Open Text Document Pipeline Base and services

Within the Technet-forums there was an issue posted regarding a problem with sequencing Open Text Document Pipeline Base and it referred to several error messages that were generated while attempting to run the installer in monitoring mode when using the App-V 4.6 SP1 / SP2 beta sequencer

The main culprit seems to be that as part of the installation – a service is started, or as happens while sequencing; it tries to start the service that was installed.
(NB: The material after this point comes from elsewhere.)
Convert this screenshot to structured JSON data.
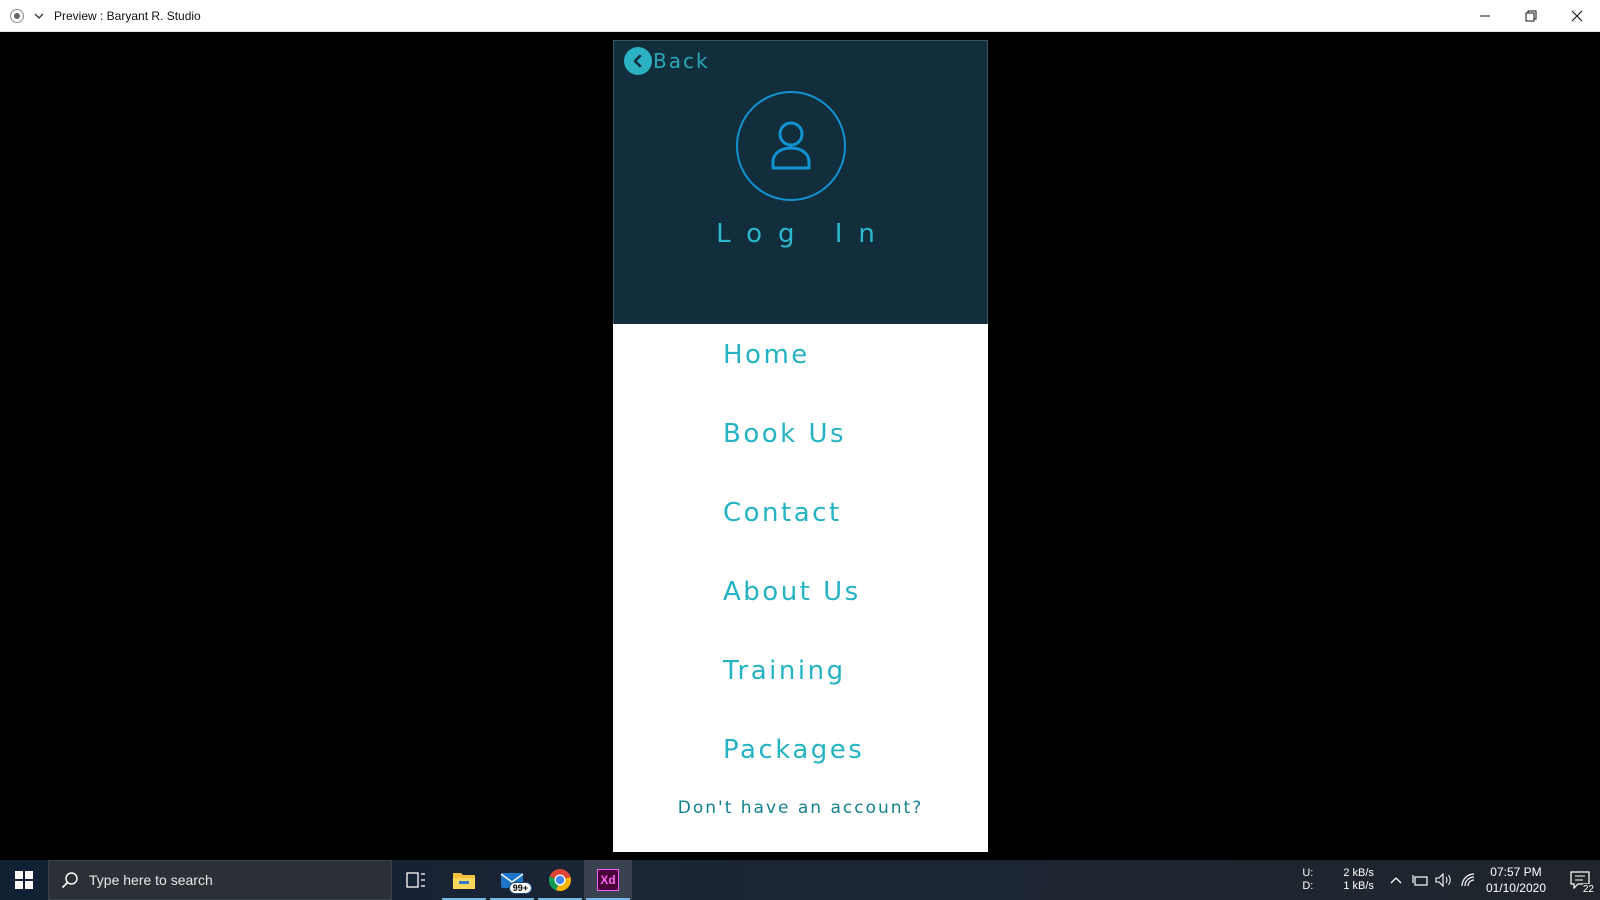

This actually assumes the fact that you would install the service to run within the local-system context – and not as a service account as that is not supported within App-V 4.x. Since the service can not be started – if you cancel, the installation rollbacks and renders your capture useless.

This service is called Archive Spawner – or spawner for short. If opening services.msc and choosing manually to initiate the startup – you get a message that tells you the service started and then stopped again. If attempting to check the properties of the service you would receive another error message with saying this;  “The parameter is incorrect”.

Obviously – we don’t care about any parameters as the service started – and then stopped. The question here is – why it stopped? Lets attempt to start the process that would normally run in the context of the local-system account or a service-account for this piece of software;

C:\Program Files\Common Files\Open Text\Spawner\bin>spawner.exe
spawner: cannot open file \00SPAWNER.conf

Well – thats odd. A file that attempts to be opened using the path of \00SPAWNER.conf. Verifying the activity with Process Monitor you can see that the service (spawner.exe) attempts to read the file c:\00SPAWNER.conf – which isn’t there. (yes – you can run Process Monitor while in monitoring mode – you just need to ensure that its properly started and loaded its device driver before you start any monitoring.). Poking around the package tells you that the file is placed here; C:\ProgramData\Open Text\CONF_DIRS.
As an installation while not beeing in monitoring mode doesn’t generate this error – what could be different while in monitoring mode?

Poking around the system we can see that the following system environment variables are created;

If checking via a command prompt – the following happens;

As you can see – no EMC variables are seen from within the Command-Prompt. This seems odd. As the Technet-forum post above stated – this seems to be succesfully sequenced within App-V 5 – so there has obviously been improvements to that area. Comparing the Command-Prompt output of “SET” while installing this application natively – does show our EMC environment variables and also shows them in the GUI.  What can we do to resolve this problem? Creating the variables via the GUI does not seem to make any difference (they are already there), setting them via the SETX -command doesn’t do anything while we are in monitoring mode (not more visible after we run the command) – however, we could attempt to reset everything and set them as a prerequisite.

Run the following commands on the sequencer before you start the sequencer;

setx ECM_CONF_DIRS "C:\ProgramData\Open Text\CONF_DIRS" /M
setx ECM_DOCUMENT_PIPELINE_BASE "C:\Program Files\Open Text\BASE Document Pipeline 9.7.1" /M
setx ECM_DOCUMENT_PIPELINE_CONF "C:\ProgramData\Open Text\BASE Document Pipeline" /M
setx ECM_LOG_DIR "C:\ProgramData\Open Text\var\LogDir" /M
setx ECM_VAR_DIR "C:\ProgramData\Open Text\var" /M

Once you are in monitoring mode – the installation will now pass on without issues. Since there isn’t any entry point (aka virtual extension) for this application – there will not be an OSD-file generated. OSD-files usually contain the environment variable configuration – so you will need create a dummy file (shortcut to whatever you like) inorder to verify if the environment variables are captured within your package (most likely not) and actually show up within the OSD-file. You could attempt to run the setx-commands while in monitoring mode, that will unlikely ensure that they end up in the package as they already exist within the sequencer. Worst case – simply choose to open this in Edit Mode and then add the environment variables under the OSD-tab in the sequencer.

Open Text Windows Viewer–virtual vs native install

If you have a native install of Open Text Windows Viewer (any version) and want to contaiimagen and co-operate a virtualized Open Text Windows Viewer you might run into a problem if the application uses certain COM-objects. As opposed to star the virtualized instance – the native application gets called every time. Try removing the following value while in monitoring mode;

HKCR\CLSID\ {30446849-11E3-11D0-9D4E-0020AFC0E4C0}\InprocHandler32

If you review the activity using Process Monitor – you will notice that SVCHOST.exe is the process that attempts to start alviewer.exe. The reason is explained by Sasha in one of the previously posted interviews.